A Few Notable Results
Each case is fraught with its own issues, and a lawyer cannot guarantee success at any stage of the proceedings. Peter has represented clients at all stages of litigation for over twenty-five years. Below is just a smattering of the kinds of results that Peter has been able to achieve for his clients in various courts.
Federal District Court
Our firm represented a former union official accused of embezzling union funds over the course of years. We presented key arguments to the Government regarding certain defenses to the case. The Government opted not to pursue charges against our client. Another target of the investigation who had served alongside our client pleaded guilty, and was ordered to pay several hundred thousand dollars in restitution. Our client kept his position while his co-defendant was fired after conviction.

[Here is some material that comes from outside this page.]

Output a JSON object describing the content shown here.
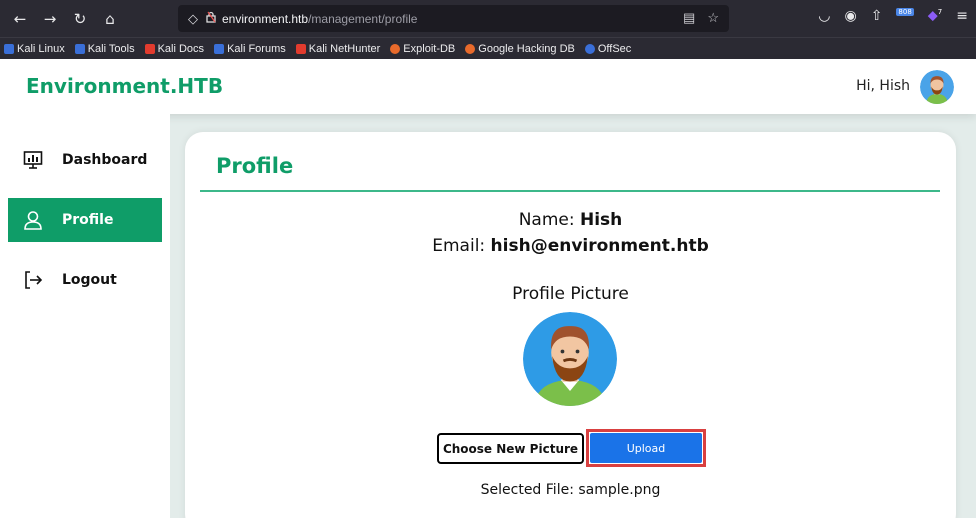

United States v. Janicek. The PSR added a two-level enhancement for the presence of a firearm during the course of the offense. We objected to the enhancement, and cross-examined the case agent at the sentencing hearing. (Other defendants didn’t assert an objection.) The district court struck the enhancement based upon our cross-examination, which lowered our client’s Guideline advisory range about thirty-six months.
Dan Simmons v. Richard Wylie, et al. (2018) Simmons sold certain identified clients to a Wylie-controlled corporation. Wylie failed to pay promissory notes that he had executed in relation to the purchase. Simmons sued, and Wylie countersued, asking for several hundred thousands of dollars in damages. We prevailed at trial, and a jury found that Wylie had fraudulently conveyed assets to escape a judgment. The jury awarded just under $1 million in damages. The case continues as Wylie-controlled entities have sought bankruptcy protection to avoid a judgment.
Federal criminal Appeals
United States v. Grover Clendon Elrod. Grover Elrod appealed his 180-month, mandatory-minimum sentence that was imposed pursuant to the Armed Career Criminal Act . We persuaded the Fifth Circuit that the district court plainly erred by holding that Elrod’s prior convictions for burglary under the Texas Penal Code constituted violent felonies. The Fifth Circuit vacated the judgment and remanded the case for resentencing with his advisory Guidelines being 37–36 months' imprisonment without the enhancement. Elrod was subsequently released for time served.
United States v. Franklin Delano Inman. Inman was ordered to pay $135,283.11 in restitution after a jury convicted him of fraud. We appealed the judgment, arguing that the trial court erred in ordering restitution over and above the time period outlined in the indictment. The Fifth Circuit reversed the judgment, holding that restitution was limited to the four corners of the indictment. This particular opinion may have cost the Government billions of dollars over time.
United States v. DeMarquis Williams. DeMarquis Williams was charged with violating 18 U.S.C. § 371 (18 U.S.C. § 1029(a)(2)), Conspiracy to Traffic and Use Unauthorized Access Devices (credit card fraud in layman's terms). He pleaded guilty to the charge, but preserved his rights to appeal his sentence. We handled the appeal in the Fifth Circuit Court of Appeals and obtained a reversal on one of the two issues presented.
Texas Civil Appeals
Alexander v. Kent, 480 S.W.3d 676 (Tex. App.—Fort Worth 2015, no pet.). We were retained to appeal a judgment over a contract for the construction of a car lot. We were able to persuade the court of appeals to vacate the awards of attorney's fees and special damages which comprised the majority of all damages awarded.
Smith v. Pena, 321 S.W.3d 755 (Tex. App.—Fort Worth 2010, no pet.). We were retained to appeal the judgment of the trial court which had entered a judgment after a summary proceeding in the context of a mediation. We persuaded the court of appeals to vacate the judgment.
Texas Criminal Appeals
Wordlaw v. State. In a written judgment, the trial court assessed restitution damages and reparations against Wordlaw. We appealed the judgments, arguing that these awards constituted error because the trial court failed to orally pronounce them in open court. The court of appeals modified the judgments to delete the restitution awards and fines.
Thomas v. State, 461 S.W.3d 305 (Tex. App.—Fort Worth 2015, no pet.). In this appeal, we sought to reverse our client's conviction based upon a witness's invocation of his Fifth Amendment privileges on cross-examination. The court of appeals ultimately held that because our client's defense lawyer was ultimately able to cross-examine the witness on a tax-cheating scheme any error was harmless.